Find every line in the records below that contains the word "речення", and copy each such line.
Content starts
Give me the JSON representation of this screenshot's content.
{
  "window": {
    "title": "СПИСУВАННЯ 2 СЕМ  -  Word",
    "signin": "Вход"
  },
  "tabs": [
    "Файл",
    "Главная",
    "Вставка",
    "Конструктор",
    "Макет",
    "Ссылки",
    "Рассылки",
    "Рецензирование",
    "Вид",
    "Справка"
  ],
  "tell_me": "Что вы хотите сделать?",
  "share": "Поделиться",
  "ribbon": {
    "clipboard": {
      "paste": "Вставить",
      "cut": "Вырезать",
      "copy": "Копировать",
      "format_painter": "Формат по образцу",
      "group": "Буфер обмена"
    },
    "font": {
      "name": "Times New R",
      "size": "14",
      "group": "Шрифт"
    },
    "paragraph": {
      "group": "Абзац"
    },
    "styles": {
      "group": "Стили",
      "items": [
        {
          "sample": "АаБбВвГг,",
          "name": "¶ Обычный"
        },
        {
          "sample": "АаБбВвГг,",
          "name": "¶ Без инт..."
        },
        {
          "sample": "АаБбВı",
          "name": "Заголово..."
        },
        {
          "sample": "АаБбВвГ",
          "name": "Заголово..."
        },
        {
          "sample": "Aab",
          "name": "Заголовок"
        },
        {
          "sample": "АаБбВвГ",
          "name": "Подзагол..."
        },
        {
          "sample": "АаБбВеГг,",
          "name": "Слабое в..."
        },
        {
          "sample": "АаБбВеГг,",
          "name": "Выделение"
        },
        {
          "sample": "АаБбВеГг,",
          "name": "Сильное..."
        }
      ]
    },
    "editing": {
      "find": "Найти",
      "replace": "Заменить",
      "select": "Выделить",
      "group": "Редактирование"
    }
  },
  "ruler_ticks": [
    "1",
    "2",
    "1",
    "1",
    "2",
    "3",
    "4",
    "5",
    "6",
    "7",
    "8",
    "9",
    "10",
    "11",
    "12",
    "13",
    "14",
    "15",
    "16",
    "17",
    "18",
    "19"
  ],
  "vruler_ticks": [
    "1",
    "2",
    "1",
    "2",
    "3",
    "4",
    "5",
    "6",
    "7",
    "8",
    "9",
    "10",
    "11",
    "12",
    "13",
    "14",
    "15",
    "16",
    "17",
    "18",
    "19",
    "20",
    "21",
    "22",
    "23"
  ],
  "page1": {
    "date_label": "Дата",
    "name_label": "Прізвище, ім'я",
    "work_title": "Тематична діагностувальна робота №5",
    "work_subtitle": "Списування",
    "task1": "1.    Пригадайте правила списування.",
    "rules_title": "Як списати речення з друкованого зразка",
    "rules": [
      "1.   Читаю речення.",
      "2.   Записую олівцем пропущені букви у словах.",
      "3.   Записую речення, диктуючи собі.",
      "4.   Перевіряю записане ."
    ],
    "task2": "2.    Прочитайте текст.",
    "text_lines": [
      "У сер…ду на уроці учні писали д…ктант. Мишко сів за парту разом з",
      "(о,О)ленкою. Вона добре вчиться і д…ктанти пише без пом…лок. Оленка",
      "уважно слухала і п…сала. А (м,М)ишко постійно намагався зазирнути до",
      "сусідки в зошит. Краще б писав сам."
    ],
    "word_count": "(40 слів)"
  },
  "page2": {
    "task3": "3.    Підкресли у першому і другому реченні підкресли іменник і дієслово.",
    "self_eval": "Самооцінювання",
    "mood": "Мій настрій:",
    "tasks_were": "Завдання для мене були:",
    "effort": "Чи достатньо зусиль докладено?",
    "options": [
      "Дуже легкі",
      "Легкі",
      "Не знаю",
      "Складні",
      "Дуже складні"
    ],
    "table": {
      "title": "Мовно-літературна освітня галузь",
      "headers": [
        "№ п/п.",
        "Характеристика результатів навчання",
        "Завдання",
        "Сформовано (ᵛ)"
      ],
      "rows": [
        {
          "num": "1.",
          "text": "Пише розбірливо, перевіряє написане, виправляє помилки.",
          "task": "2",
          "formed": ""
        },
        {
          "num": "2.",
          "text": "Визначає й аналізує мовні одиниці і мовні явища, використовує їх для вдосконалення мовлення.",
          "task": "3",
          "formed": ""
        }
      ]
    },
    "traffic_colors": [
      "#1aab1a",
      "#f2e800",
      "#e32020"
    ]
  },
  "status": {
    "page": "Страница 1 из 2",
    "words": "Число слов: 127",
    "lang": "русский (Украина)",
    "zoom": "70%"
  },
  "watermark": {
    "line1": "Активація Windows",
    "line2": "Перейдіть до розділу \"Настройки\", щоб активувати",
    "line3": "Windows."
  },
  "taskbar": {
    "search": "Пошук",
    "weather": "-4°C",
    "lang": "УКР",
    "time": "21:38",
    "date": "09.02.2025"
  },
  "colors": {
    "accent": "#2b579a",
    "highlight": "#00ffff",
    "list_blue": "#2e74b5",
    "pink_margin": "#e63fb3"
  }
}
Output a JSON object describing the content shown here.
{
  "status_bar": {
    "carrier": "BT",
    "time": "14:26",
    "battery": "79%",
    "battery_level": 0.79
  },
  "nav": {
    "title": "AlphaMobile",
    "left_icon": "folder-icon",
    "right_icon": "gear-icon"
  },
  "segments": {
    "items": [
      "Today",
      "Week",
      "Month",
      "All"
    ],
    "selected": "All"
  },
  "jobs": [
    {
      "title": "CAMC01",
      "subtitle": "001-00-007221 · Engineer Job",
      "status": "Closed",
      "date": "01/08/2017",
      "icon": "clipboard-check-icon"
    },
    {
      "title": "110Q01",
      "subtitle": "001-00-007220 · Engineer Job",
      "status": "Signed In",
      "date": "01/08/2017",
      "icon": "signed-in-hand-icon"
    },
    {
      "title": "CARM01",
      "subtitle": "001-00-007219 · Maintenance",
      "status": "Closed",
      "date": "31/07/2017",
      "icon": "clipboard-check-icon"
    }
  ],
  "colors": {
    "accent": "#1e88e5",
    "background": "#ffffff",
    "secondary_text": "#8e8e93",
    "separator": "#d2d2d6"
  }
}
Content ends
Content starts
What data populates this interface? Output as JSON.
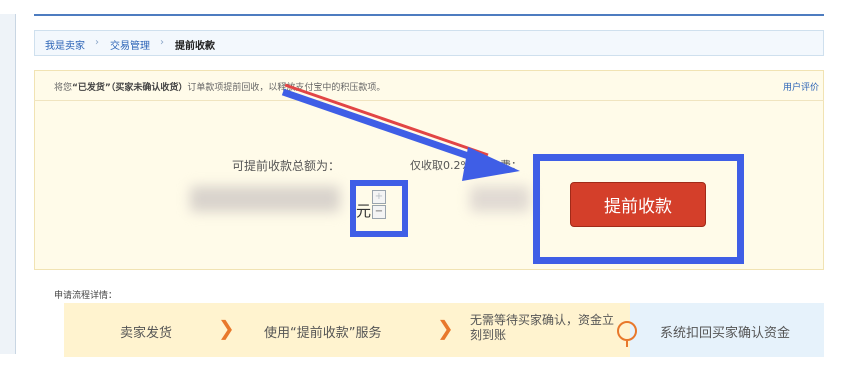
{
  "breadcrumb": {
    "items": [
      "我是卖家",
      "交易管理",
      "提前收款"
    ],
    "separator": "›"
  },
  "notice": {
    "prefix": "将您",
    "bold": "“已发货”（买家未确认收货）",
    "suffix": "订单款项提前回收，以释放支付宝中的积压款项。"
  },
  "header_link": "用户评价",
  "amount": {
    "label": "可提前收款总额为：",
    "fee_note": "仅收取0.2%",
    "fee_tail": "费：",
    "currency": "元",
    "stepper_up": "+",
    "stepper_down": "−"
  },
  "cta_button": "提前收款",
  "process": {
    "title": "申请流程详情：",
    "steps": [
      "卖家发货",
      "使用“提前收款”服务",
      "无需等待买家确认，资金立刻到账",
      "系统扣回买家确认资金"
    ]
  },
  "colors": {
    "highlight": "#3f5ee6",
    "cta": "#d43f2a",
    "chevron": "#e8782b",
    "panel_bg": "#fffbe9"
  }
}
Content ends
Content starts
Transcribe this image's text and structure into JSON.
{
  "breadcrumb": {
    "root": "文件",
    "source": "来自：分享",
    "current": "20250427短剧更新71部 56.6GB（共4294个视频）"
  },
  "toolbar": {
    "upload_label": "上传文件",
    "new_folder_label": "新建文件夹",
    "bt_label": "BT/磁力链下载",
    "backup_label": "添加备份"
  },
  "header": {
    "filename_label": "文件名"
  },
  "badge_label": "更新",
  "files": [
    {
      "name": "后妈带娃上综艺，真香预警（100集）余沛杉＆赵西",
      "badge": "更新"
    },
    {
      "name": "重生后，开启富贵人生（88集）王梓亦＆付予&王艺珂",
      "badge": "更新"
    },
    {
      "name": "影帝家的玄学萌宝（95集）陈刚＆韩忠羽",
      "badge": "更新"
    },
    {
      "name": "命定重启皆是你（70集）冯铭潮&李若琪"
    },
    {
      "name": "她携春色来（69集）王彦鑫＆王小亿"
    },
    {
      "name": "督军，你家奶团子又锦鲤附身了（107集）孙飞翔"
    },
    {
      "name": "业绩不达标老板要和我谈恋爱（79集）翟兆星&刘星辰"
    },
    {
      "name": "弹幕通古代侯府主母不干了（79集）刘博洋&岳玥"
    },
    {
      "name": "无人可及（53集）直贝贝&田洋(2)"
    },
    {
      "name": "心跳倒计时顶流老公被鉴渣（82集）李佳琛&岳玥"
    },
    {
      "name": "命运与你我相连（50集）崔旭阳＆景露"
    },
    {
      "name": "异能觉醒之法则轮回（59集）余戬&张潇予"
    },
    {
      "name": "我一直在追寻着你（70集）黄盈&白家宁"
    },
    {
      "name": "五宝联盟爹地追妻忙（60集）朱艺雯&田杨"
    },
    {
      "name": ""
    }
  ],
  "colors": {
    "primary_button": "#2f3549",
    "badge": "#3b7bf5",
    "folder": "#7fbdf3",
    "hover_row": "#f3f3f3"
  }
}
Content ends
| TASK OUTPUT |
    "rules_title": "Як списати речення з друкованого зразка",
      "1.   Читаю речення.",
      "3.   Записую речення, диктуючи собі.",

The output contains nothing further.